Here We Go Again: More Google Algorithm Changes

Recently there have been some interesting updates from Google which are affecting thousands of websites. Some sites have disappeared while other sites ranking well have very little or even no content at all. The entire internet is “freeking out”, over the most recent changes which Google’s Matt Cutts says should affect just 3% of search. The best thing to do is not panic – at least, not yet. Now, that doesn’t mean the answer is to simply do nothing, however, it does mean it’s necessary to ensure you have all the pertinent information before making any drastic changes to your site. Here are  the basics of what is going on: On 4/3/12, Google announced fifty (50) changes to their algorithm, another round of significant and very public updates Google has made. Google’s blog stated: “We’re starting to get into a groove with these posts, so we’re getting more and more comprehensive as the months go by.” The prior month they announced forty (40) changes, and the month before, just seventeen (17). This will probably begin to level off some as far as the “quantity” of changes, but the frequency should persist. Google calls these recent changes efforts to “level the playing field”, where sites with little or no optimization begin to pop up. This seems to be Google’s attempt to prevent a “capitalist like system” where the Internet becomes a “pay-to-play” environment, where only those with the most money win. While things are certainly mixing up and moving around, the changes will continue.

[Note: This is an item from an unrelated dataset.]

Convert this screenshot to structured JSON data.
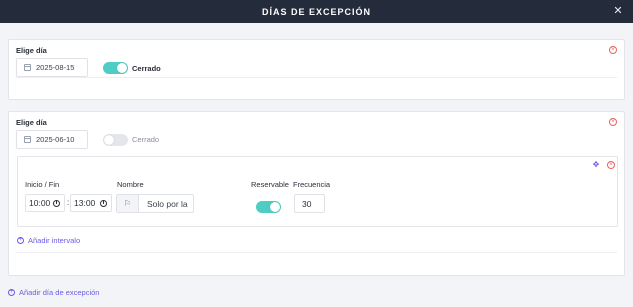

Search Engine Optimization: SEO

After putting much effort into your new site, it’s natural to assume that people will begin flocking to it. Unfortunately, that’s generally not the case. Even the most interesting, well-designed sites start off in relative obscurity. Until a website appears within the first page or two of major search engine results pages, it is pretty much invisible. To get your site a decent ranking on Google and the other major search engines, you need to implement an effective Internet marketing strategy. Advertising through search engine optimization is one of the most cost-effective and efficient ways to begin seeing visitors stumble upon your message. Search engine optimization, or SEO, is a form of Internet marketing that revolves around optimizing a site so that it achieves a more prominent ranking on major search engines like Google in a natural way, and by way of paid search or pay-per-click advertising. There are many ways to optimize your site, but keyword optimization is among the most important methods which should be first explored as targeting the wrong keywords could just – well, be a mess. In the beginning of any SEO campaign, generating a list of keywords and phrases that would typically be used to find your site is critical. For example, if you own a site that sells backpacks, your keywords might include “backpack,” “bag”, “knapsack bags”, or even some obscure words like “hiking” or “school supplies”, whichever more closely represents the niche you’re going after. Unlike many other forms of Internet advertising,